Of the Beaumarchais Figaro trilogy of plays, The Barber of Seville and The Marriage of Figaro live on both in their own right and through the operas that mark cornerstones of the repertory, while the third play, The Guilty Mother, has provided the foundation for a fascinating, challenging 20th-century work.

Stravinsky Arrested in Boston for Desecration

By | 2017-03-09T13:29:24+00:00 March 7th, 2017|

"Boston Globe: Did the Star-Spangled Banner land Stravinsky in jail?" An irresistible headline, a famous photograph…but it may all be just a kind of urban legend, “fake news” before its time. The real story is rather more complex and interesting.

HIGH NOTES: More trips down Oedipus lane

By | 2016-11-05T07:08:18+00:00 November 4th, 2016|

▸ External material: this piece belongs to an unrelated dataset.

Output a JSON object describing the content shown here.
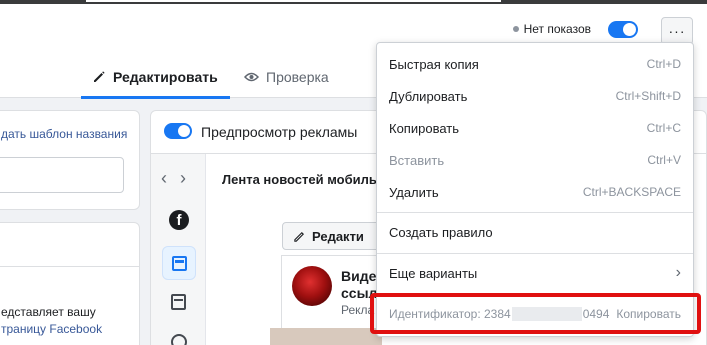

Night Journey is a 1947 Martha Graham ballet performed to a harsh, dramatic score by William Schuman, with costumes by Graham and sets by her longtime collaborator, the sculptor Isamu Noguchi. She noted that “the action takes place in Jocasta’s heart at the instant when she recognizes the ultimate terms of her destiny.” Commissioned by the philanthropist Elizabeth Sprague Coolidge, Night Journey had its premiere (oddly) at Cambridge High School outside Boston.

HIGH NOTES: And so it begins…

By | 2016-11-05T07:08:19+00:00 October 27th, 2016|

BLO is moving into high gear with its upcoming production of the vivid, disturbing and highly theatrical opera Greek, by Mark-Anthony Turnage. Rehearsal have just started, sets are being built, costumes fitted…all in preparation for a November 16th opening.

THE HERO: Complexes and All

By | 2016-11-05T07:08:19+00:00 October 13th, 2016|

Few concepts from modern psychology have entered the cultural and popular imagination to the extent of Sigmund Freud’s Oedipus Complex. At once a source of revulsion and titillation, the theory that young boys desire their mothers and hate their fathers is named for the ancient myth of Oedipus, who unwittingly fulfills an oracle’s prophecy that he will marry his mother and kill his father and, when he learns the truth, puts out his own eyes in despair. Yet the opera Greek, based on the play of the same name by Steven Berkoff, finds the courage—and the audacity—to turn the legend on its head: the modern-day Oedipus (Eddy) defiantly lives his passion rather than retreating in shame. Is it wrong? Or…could Eddy actually be right?

HIGH NOTES: Portrait of a Sphinx

By | 2016-11-05T07:08:19+00:00 October 6th, 2016|

This Sunday, October 9, the BLO and the MFA will present a program at the museum titled Oedipus and the Sphinx in Art and Music. During the afternoon, you will encounter the mythical Sphinx and her dramatic encounter with Oedipus in various guises, including an elegant and witty scene from the Cocteau play, The Infernal Machine, and two excerpts from opera—a dramatically tense scene from Oedipe by Enesco and a visceral, raw one from Greek by Turnage, a version which sets the story in the tough and brutal world of London's East End in the 1980s.